“Remember to breathe, now.”
Or, at least, I tried to, what with all the sharp dental objects protruding from my mouth, and my lips half-numb with Novocaine.
But even in my lightly-medicated state, the irony of the dental assistant having to tell the mindful lady to remember to breathe did not escape me.
I’ve had a little bit of a dental adventure (ad-denture?) lately — a tooth that kept giving me painful zingers, which we tried to soothe with a filling that didn’t work, which led to a root canal, and then, finally, the fitting for my crown, which brought me to the dentist chair again, bracing in sheer terror as my poor tooth was drilled and filed away.
“Remember to breathe, now.”
Hearing those words, I realized my entire body was rigid, propelled into a fight-or-flight state by the horrifying sounds of drilling, the discomforting sight of tooth particles flying in the air, and the knowledge that just a slight tremor in the dentist’s hand could result in my face being tattooed by an errant drill (Perhaps that’s actually not knowledge… I was a History major, after all…)
I took a deep breath, allowed my muscles to release a bit, and remembered the formula I often share with students in my mindfulness classes:
suffering = pain x resistance
I realized that my entire body was resisting, tensing in fear and wishing for the procedure to be over, desperately wanting to be anywhere but HERE.
So I took another deep breath, softened a bit more, and tried to settle in to the moment. I was THERE, whether I wanted to be or not. I could fight the moment, or I could allow it to be as it was.
I then did what comes naturally to me in moments like this: I started composing a blog post in my head: Mindful Dentistry. YES! That needs to be a THING! How can we be mindful at the dentist, and what can we learn? (I KNOW you have done this, too…)
Here’s what I learned….
I was suffering in that chair even though I WAS NOT FEELING ANYTHING THE DENTIST WAS DOING. My lips, gums, all of it were completely numb, yet my amazingly evolved prefrontal cortex was doing a FANTASTIC JOB, thank you very much, of reminding me of all the pain that COULD possibly happen.
OMG What if he sneezes? Would he drop the drill in my mouth? What if the Novocaine didn’t really work or he missed a spot and OH FOR THE LOVE OF GOD HOW MUCH WOULD IT HURT IF THAT DRILL ACTUALLY HIT A SENSITIVE TOOTH OR MY GUM OR MY TONGUE!?!?!?!?!?!

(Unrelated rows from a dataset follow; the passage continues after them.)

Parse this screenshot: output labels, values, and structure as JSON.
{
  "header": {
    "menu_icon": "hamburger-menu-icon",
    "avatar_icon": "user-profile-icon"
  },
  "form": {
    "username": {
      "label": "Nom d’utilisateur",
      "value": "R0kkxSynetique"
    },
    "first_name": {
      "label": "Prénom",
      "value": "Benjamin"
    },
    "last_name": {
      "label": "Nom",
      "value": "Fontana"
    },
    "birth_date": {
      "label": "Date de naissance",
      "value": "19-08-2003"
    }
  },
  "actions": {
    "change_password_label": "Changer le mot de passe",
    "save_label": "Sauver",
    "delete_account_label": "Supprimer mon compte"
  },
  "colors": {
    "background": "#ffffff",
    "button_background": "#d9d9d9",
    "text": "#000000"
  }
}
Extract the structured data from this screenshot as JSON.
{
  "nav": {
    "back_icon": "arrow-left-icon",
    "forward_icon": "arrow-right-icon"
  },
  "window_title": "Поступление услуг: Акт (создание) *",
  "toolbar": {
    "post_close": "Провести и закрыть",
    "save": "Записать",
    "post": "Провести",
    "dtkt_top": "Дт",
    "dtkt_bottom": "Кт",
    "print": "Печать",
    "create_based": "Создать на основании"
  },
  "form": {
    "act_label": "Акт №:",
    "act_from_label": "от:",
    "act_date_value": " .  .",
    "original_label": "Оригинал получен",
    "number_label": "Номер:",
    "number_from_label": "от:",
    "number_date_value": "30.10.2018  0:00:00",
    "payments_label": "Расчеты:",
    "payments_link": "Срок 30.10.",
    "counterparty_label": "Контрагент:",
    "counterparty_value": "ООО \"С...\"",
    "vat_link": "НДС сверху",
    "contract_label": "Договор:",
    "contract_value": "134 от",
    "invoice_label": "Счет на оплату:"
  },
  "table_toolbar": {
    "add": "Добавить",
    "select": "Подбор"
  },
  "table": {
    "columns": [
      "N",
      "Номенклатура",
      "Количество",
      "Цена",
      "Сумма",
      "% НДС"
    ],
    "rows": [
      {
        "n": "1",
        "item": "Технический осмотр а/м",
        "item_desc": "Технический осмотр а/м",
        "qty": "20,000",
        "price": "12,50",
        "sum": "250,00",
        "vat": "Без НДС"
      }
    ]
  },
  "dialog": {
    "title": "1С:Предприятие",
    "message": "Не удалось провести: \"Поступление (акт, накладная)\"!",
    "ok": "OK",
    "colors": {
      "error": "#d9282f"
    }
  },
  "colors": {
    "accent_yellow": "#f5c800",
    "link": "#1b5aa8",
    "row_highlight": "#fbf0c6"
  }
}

One of the gifts evolution has bestowed on us homo sapiens is the ability to respond not only to actual physical threats in the environment, but also to threats that do not even exist. Our incredibly creative frontal lobes have no lack of imagination when it comes to envisioning all the terrible things that could happen to us but aren’t actually happening right now. And our incredibly responsive nervous system goes right ahead and responds to all those imagined scenarios as if they were reality. So we manage to suffer because we’re resisting pain that isn’t even there!

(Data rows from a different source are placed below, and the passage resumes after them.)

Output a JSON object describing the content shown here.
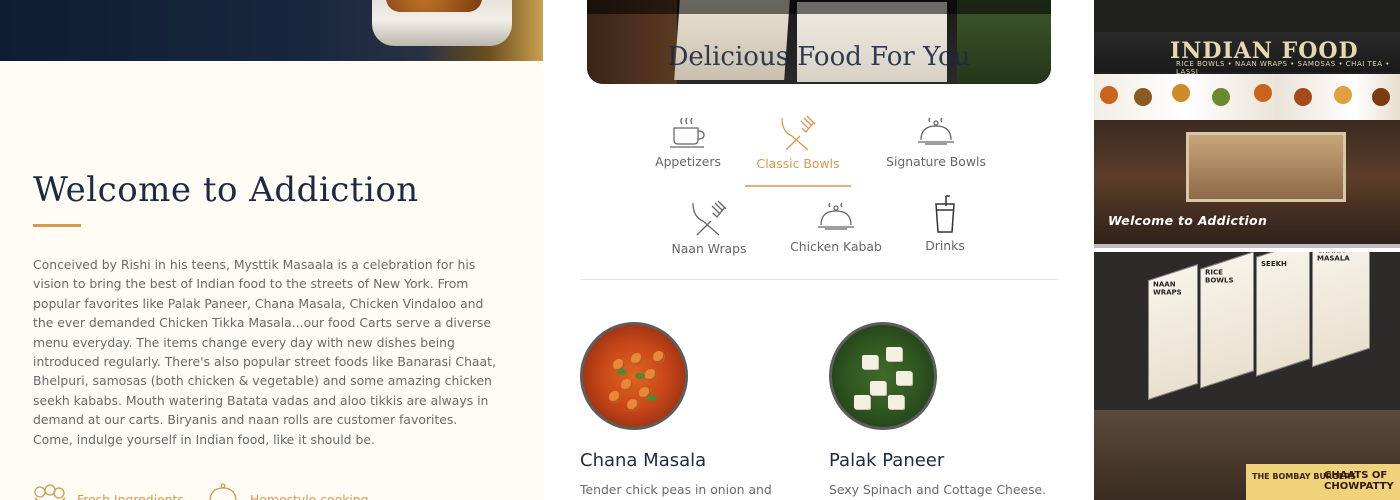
{
  "left": {
    "title": "Welcome to Addiction",
    "intro": "Conceived by Rishi in his teens, Mysttik Masaala is a celebration for his vision to bring the best of Indian food to the streets of New York. From popular favorites like Palak Paneer, Chana Masala, Chicken Vindaloo and the ever demanded Chicken Tikka Masala...our food Carts serve a diverse menu everyday. The items change every day with new dishes being introduced regularly. There's also popular street foods like Banarasi Chaat, Bhelpuri, samosas (both chicken & vegetable) and some amazing chicken seekh kababs. Mouth watering Batata vadas and aloo tikkis are always in demand at our carts. Biryanis and naan rolls are customer favorites.",
    "invite": "Come, indulge yourself in Indian food, like it should be.",
    "features": [
      {
        "label": "Fresh Ingredients",
        "icon": "ingredients-icon"
      },
      {
        "label": "Homestyle cooking",
        "icon": "cloche-icon"
      }
    ],
    "accent_color": "#d59a4f"
  },
  "middle": {
    "photo_title": "Delicious Food For You",
    "categories": [
      {
        "label": "Appetizers",
        "icon": "cup-icon",
        "active": false
      },
      {
        "label": "Classic Bowls",
        "icon": "cutlery-icon",
        "active": true
      },
      {
        "label": "Signature Bowls",
        "icon": "cloche-icon",
        "active": false
      },
      {
        "label": "Naan Wraps",
        "icon": "cutlery-icon",
        "active": false
      },
      {
        "label": "Chicken Kabab",
        "icon": "cloche-icon",
        "active": false
      },
      {
        "label": "Drinks",
        "icon": "drink-icon",
        "active": false
      }
    ],
    "dishes": [
      {
        "name": "Chana Masala",
        "desc": "Tender chick peas in onion and tomato"
      },
      {
        "name": "Palak Paneer",
        "desc": "Sexy Spinach and Cottage Cheese."
      }
    ],
    "title_color": "#1c2a44"
  },
  "right": {
    "top_photo": {
      "signboard": "INDIAN FOOD",
      "signboard_sub": "RICE BOWLS • NAAN WRAPS • SAMOSAS • CHAI TEA • LASSI",
      "watermark": "Welcome to Addiction"
    },
    "bottom_photo": {
      "panes": [
        "NAAN WRAPS",
        "RICE BOWLS",
        "SEEKH",
        "CHANA MASALA"
      ],
      "plaque_left": "THE BOMBAY BURGERS",
      "plaque_right": "CHAATS OF CHOWPATTY"
    }
  }
}
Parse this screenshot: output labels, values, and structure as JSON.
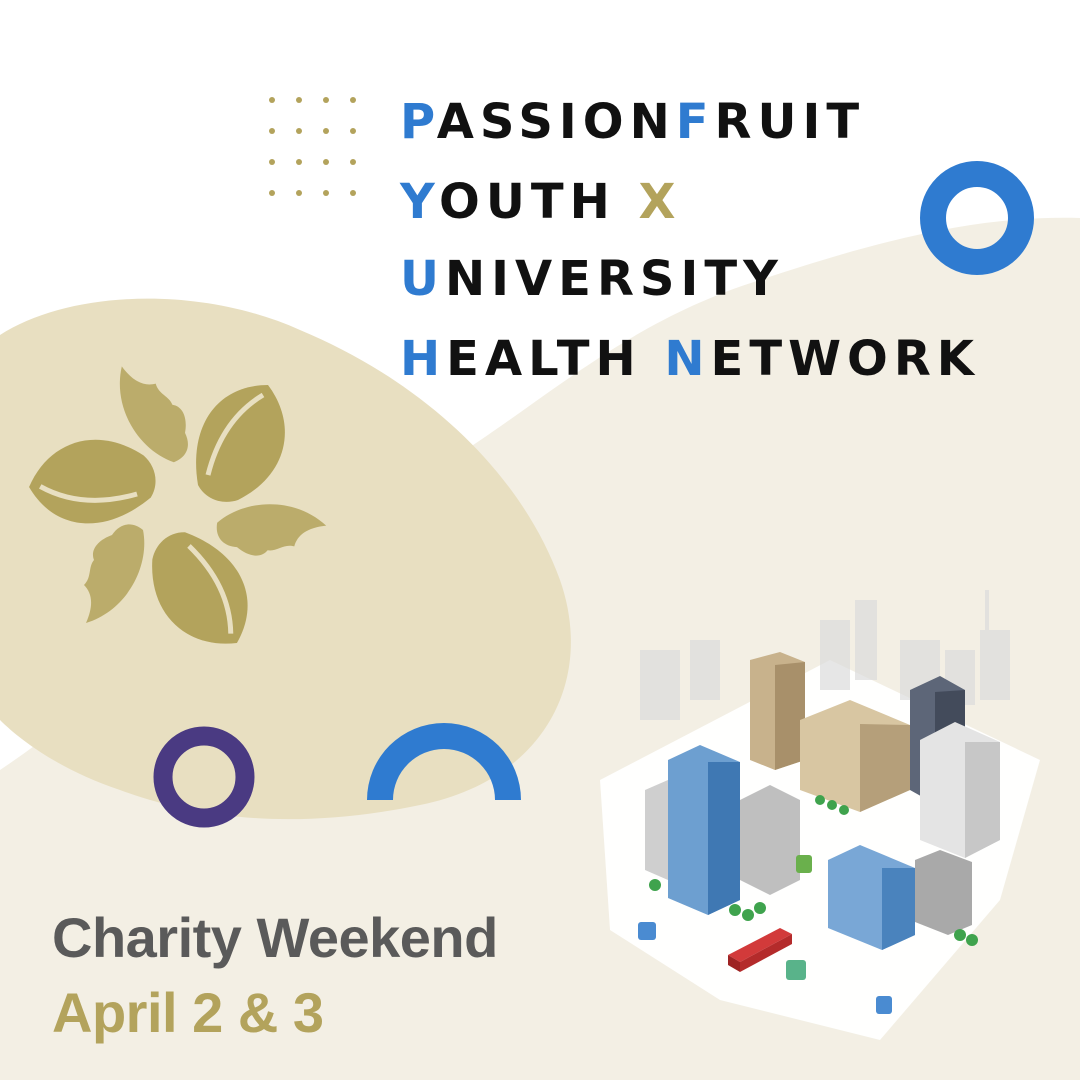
{
  "title": {
    "line1": {
      "initial": "P",
      "rest1": "ASSION",
      "initial2": "F",
      "rest2": "RUIT"
    },
    "line2": {
      "initial": "Y",
      "rest": "OUTH ",
      "x": "X"
    },
    "line3": {
      "initial": "U",
      "rest": "NIVERSITY"
    },
    "line4": {
      "initial": "H",
      "rest1": "EALTH ",
      "initial2": "N",
      "rest2": "ETWORK"
    }
  },
  "event": {
    "name": "Charity Weekend",
    "date": "April 2 & 3"
  },
  "graphics": {
    "logo": "leaf-faces-logo-icon",
    "city": "isometric-city-illustration",
    "dots": "dot-grid-icon"
  },
  "colors": {
    "blue": "#2f7bd0",
    "gold": "#b3a35c",
    "beige_blob": "#e8dfc1",
    "cream_wave": "#f3efe4",
    "purple": "#4a3a82",
    "gray_text": "#5a5a5a",
    "dark_text": "#111111"
  }
}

I’m sure you can think of about 4,782 times when you have done this, too, at some point in your life.
But all the worry about the things that could go wrong during a dental procedure is the price we pay for knowing how to DO these procedures in the first place. At one point, my neurons activated the memory of the scene in Cast Away when Tom Hanks had to remove his infected and painful tooth with the blade of an ice skate while stranded (with no drugs!) on an island in the Pacific for four years. Now THAT is legit SUFFERING.
And although sometimes our ability to worry about things that don’t even exist is a drag, I’ll gladly find ways to work through those fears in exchange for all the amazing things the three pounds of gray matter in the human cranium can do!
While my mind continued to go wild imagining all the terrible misfortunes that could befall me in the dentist chair, I tried to soothe myself with the mantra, “Pain is temporary.”
I told myself that if, by chance, a bee got into the office and stung the dentist, causing his hand to slip and his drill to attack a neighboring, unmedicated tooth, the pain would be incredible, but temporary. Because lots of things in life are incredible but temporary.
Every day my breath comes and goes, a bunch of emotions arise and fade away, and about a billion thoughts appear and disappear… it’s all temporary and shifting and if something bad DOES happen, it will, as all things do, eventually pass.
Plus, I’m in a building with lots of doctors and powerful drugs, so that will help, too.
I can’t imagine how many procedures the dentist and his assistant perform each day, on people who are probably way more freaked out than I am (and who maybe don’t even floss!)
Yet they both did everything they could to make sure I was comfortable, breathing, and aware of everything they were doing. The dentist kept informing me about how much drilling was left, what he would do next, and how the procedure was going. In addition to pain, I often resist uncertainty, so I appreciated his kind words that helped soothe my overactive imagination.
The dental assistant, who could see just by my body language how nervous I was, did everything she could to make me comfortable. For some reason, I was particularly touched by her continually wiping up my drool as I held my mouth open for such a long period of time. Maybe it was the drugs, but it was a very tender and human gesture, and it reminded me that we’re all just here to be kind and help each other.
So, yes, mindful dentistry can be a thing.
Breathe, soften your resistance, find a helpful mantra, and remind yourself that people are really kind.
(Especially dentists. I mean, they stick their hands in people’s mouths all day. That’s something I would totally resist.)